As you can see it was a terrible, horrible, no good, very bad day. But at the end of this day, all I could do was laugh. Surely I've used up enough bad luck to keep me in the clear from bad days for a while now, don't you think? Still haven't ruled out Alexander's idea of moving to Australia, though...

I wish each and every one of you many happy days free from water-logged computers, spilled M&M's, embarrassing armpit stains, and unintentional thievery.



I'm not so sure how I feel about this whole "growing up" thing. As of now, I'm not a fan. Unfortunately, I've had to do a lot of growing up lately. I find myself constantly thinking about the future. It's not like I haven't thought about the future before. When I was in elementary school "the future" was getting to go to the intermediate school down  the street. When I was in middle school "the future" was turning 16 and being able to drive. When I was in high school "the future" was going to college. And now that I'm in college, I realized the world's predetermined futures have run out. What the heck am I going to do in May after I get my diploma and flick my tassle to the other side?

I have no idea.

So, when this scary thought "I have no idea" strikes me, it usually takes about 10 seconds before I revert into thinking about the good ol' days. If you're feeling similar "I have no idea" anxieties, take a walk down memory lane with me to the yester-years of childhood...

1. Gameboy Color. When this ground-breaking electronic came out it was a BIG DEAL. And I wanted one. But according to Patti Long, video games are for boys and dolls are for girls. So I apparently wasn't worthy of my precious Gameboy Color no matter how much I begged. What did I do, you ask? I saved up my allowance for a year to purchase myself this coveted item. The problem? At the time of purchase, I couldn't afford a game. My Gameboy sat in my closet for over a month before I had enough money saved to buy "Bomberman." How I loved you, my purple see-throught Gameboy Color. And Patti Long will never live this one down.

2. Classic Niceklodeon shows. Clarissa Explains It All...Rugrats...Are You Afraid of the Dark? (terrifying; I still get the spooks swimming in the pool because of an episode about a pool built over an old graveyard)...Kenan and Kel...All That...Hey Dude...oh the memories!
3. Dunkaroos and Mondos. Cookies + icing.  Fruit drink + goofy face on a plastic bottle. Genius. Honorable mention to Fun Dip.

4. Butterfly clips. Always artfully displayed in alternating colors that perfectly complimented my outfit. Add in some body glitter and I was good to go!

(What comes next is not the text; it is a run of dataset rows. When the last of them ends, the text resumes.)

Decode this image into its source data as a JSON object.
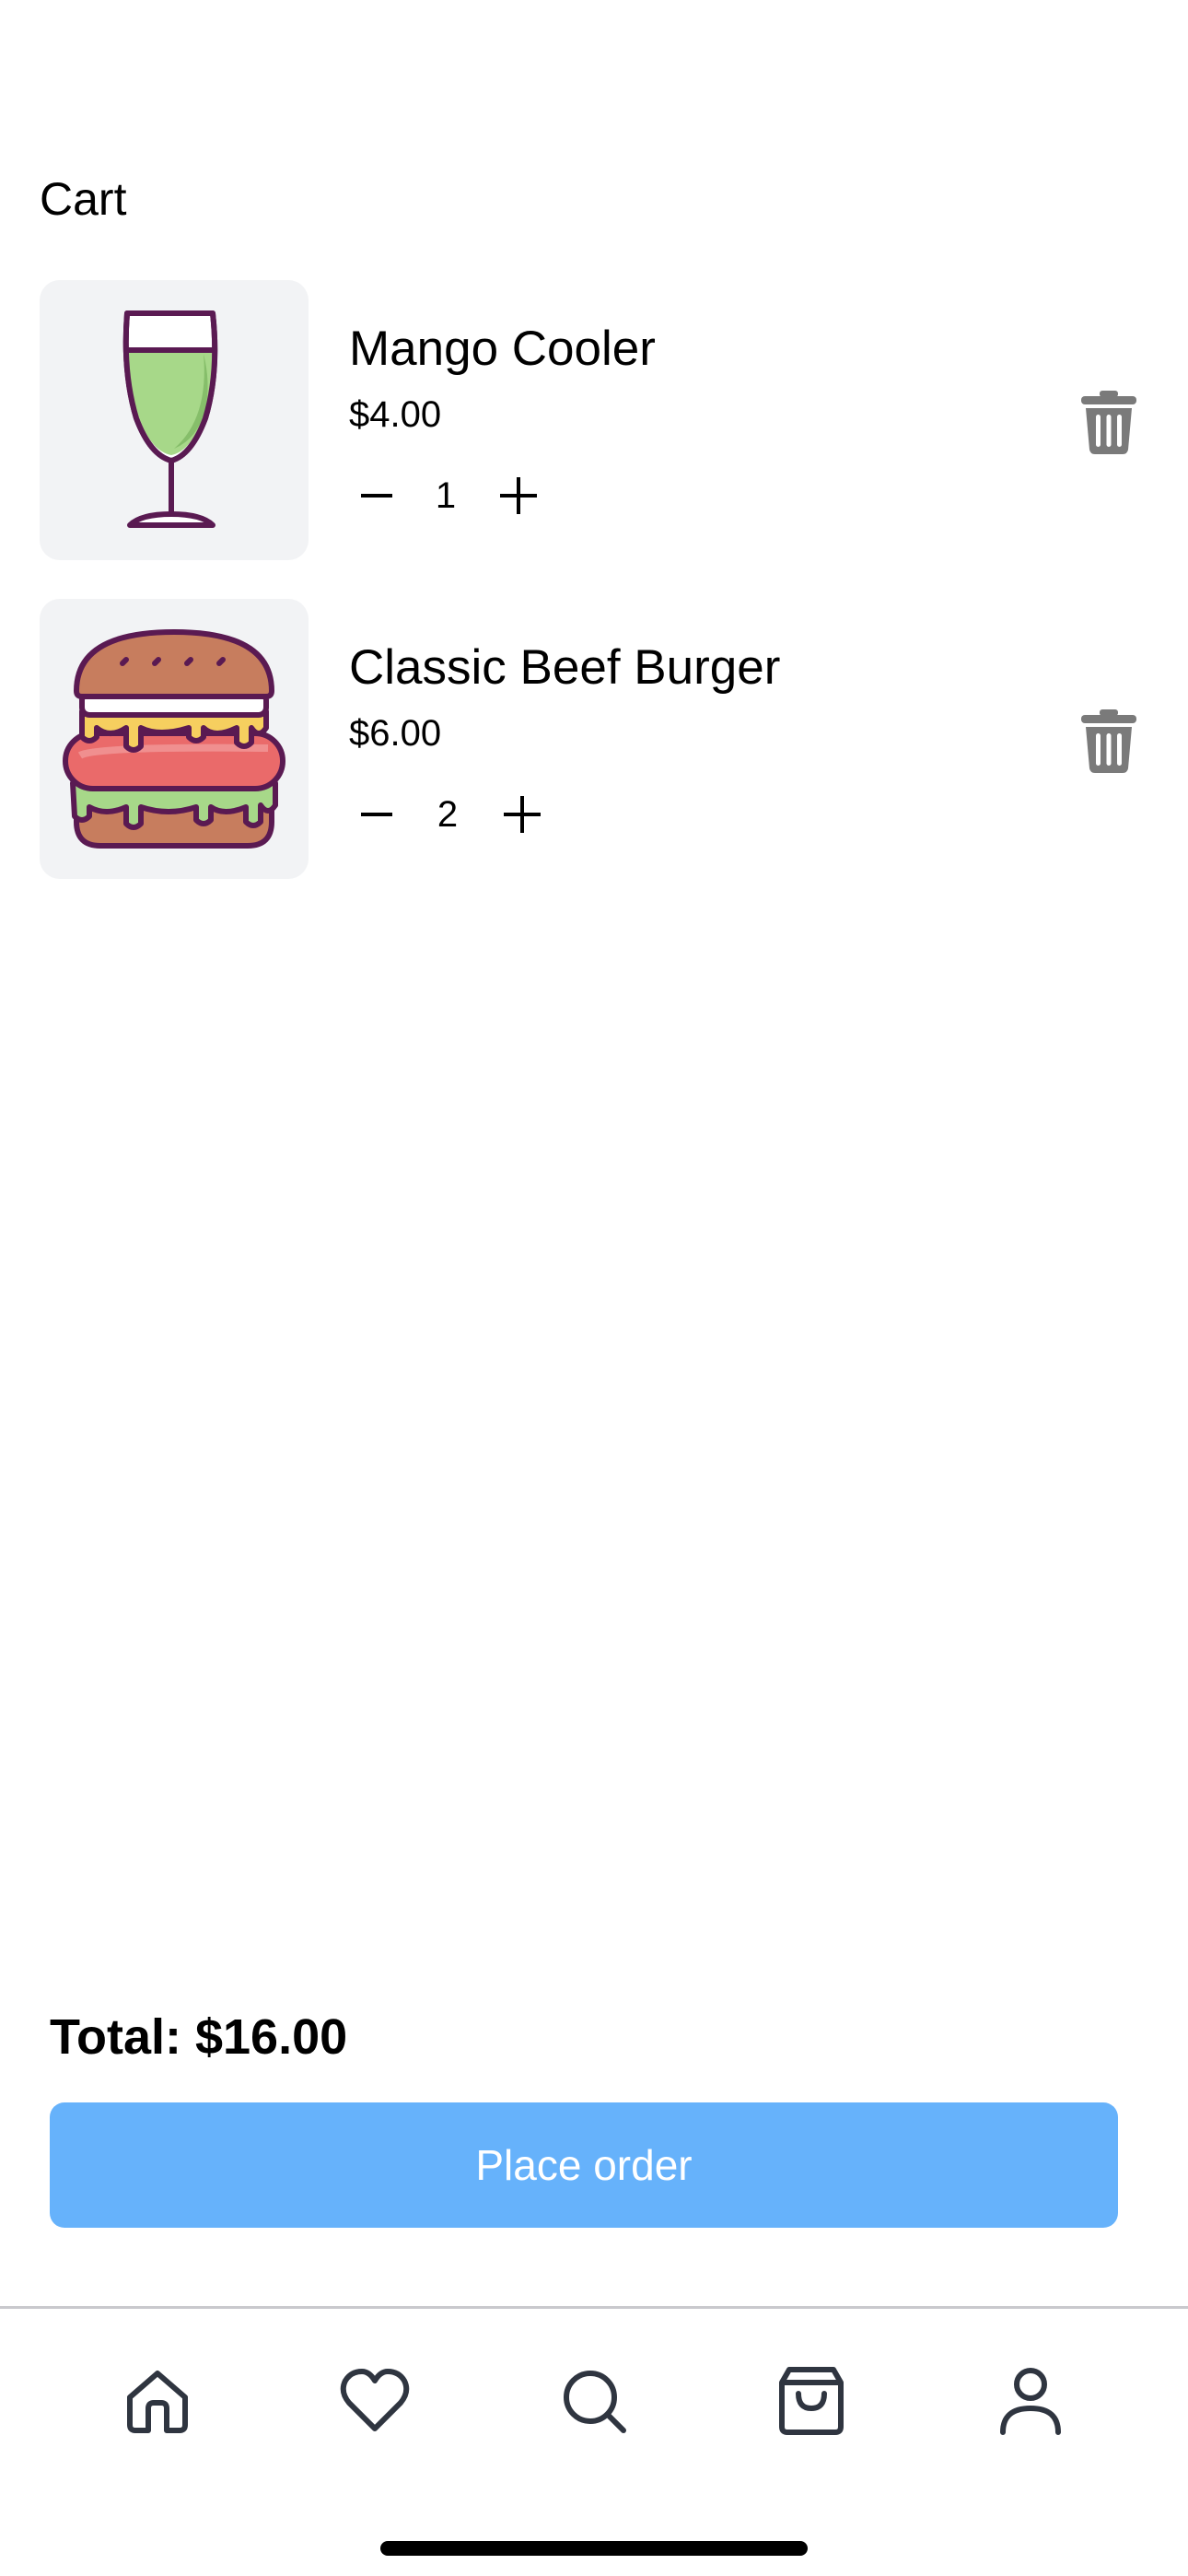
{
  "header": {
    "title": "Cart"
  },
  "cart": {
    "items": [
      {
        "name": "Mango Cooler",
        "price": "$4.00",
        "quantity": "1",
        "image_icon": "wine-glass-icon"
      },
      {
        "name": "Classic Beef Burger",
        "price": "$6.00",
        "quantity": "2",
        "image_icon": "burger-icon"
      }
    ],
    "total_label": "Total: $16.00",
    "place_order_label": "Place order"
  },
  "tabbar": {
    "items": [
      {
        "icon": "home-icon"
      },
      {
        "icon": "heart-icon"
      },
      {
        "icon": "search-icon"
      },
      {
        "icon": "shopping-bag-icon"
      },
      {
        "icon": "user-icon"
      }
    ]
  },
  "colors": {
    "primary_button": "#66b2fb",
    "thumbnail_bg": "#f2f3f5",
    "icon_gray": "#7a7a7a",
    "tab_icon": "#2f3540"
  }
}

5. Limited Too. I'm not talking about the store now known as "Justice." I'm talking about my Limited Too. The place where I got my favorite pair of blue leopard silk pajamas. The place where Patti Long wouldn't let me buy t-shirts with dog and kitten pictures on them because they were "tacky." The place where all my clothing dreams came true at age 7.

6. Beanie Babies. Does this even need an explanation? I was obsessed. So obsessed that my baby-sitter drove my sister and I around for an entire day to all the different McDonald's in Tulsa so we could buy as many "Teeny Beanies" as possible. I don't know if her dog, Bear, ever recovered from the 15 happy meals we fed him that day...

7. Mighty Morphin' Power Rangers. You know, the power rangers who reported to Zordon and the robot that said "Ay yi yi yi!" and fought those grey things that looked like they were made out of clay. I loved the power rangers and I'm not ashamed. I was even the pink ranger (Kimberly; I so wanted to be her) for Halloween once. Conveniently, my neighbor was the white ranger. Be still my heart.

8. Bubblegum Pop Music. I choose to remember the happy times. You know, Britney (pre-shaved-head),  Christina (pre-Xtina), Jessica Simpson (pre-is-tuna-chicken-or-fish), Backstreet Boys (pre-comeback-attempt-#345873984765), *NSYNC (pre-no-one-can-get-work-except-Justin), and Spice Girls (who, if you ask me, still rock)

9. Tamagotchis. 3 little buttons = hours of entertainment. The day that they outlawed Tamagotchis at Jenks Southeast Elementary was a very sad day.

10. My Lamp Halloween Costume. This will forever be one of my proudest moments. Made even better by the fact that I was accompanied by an order of french fries.

Oh the joys of childhood. Did I miss anything?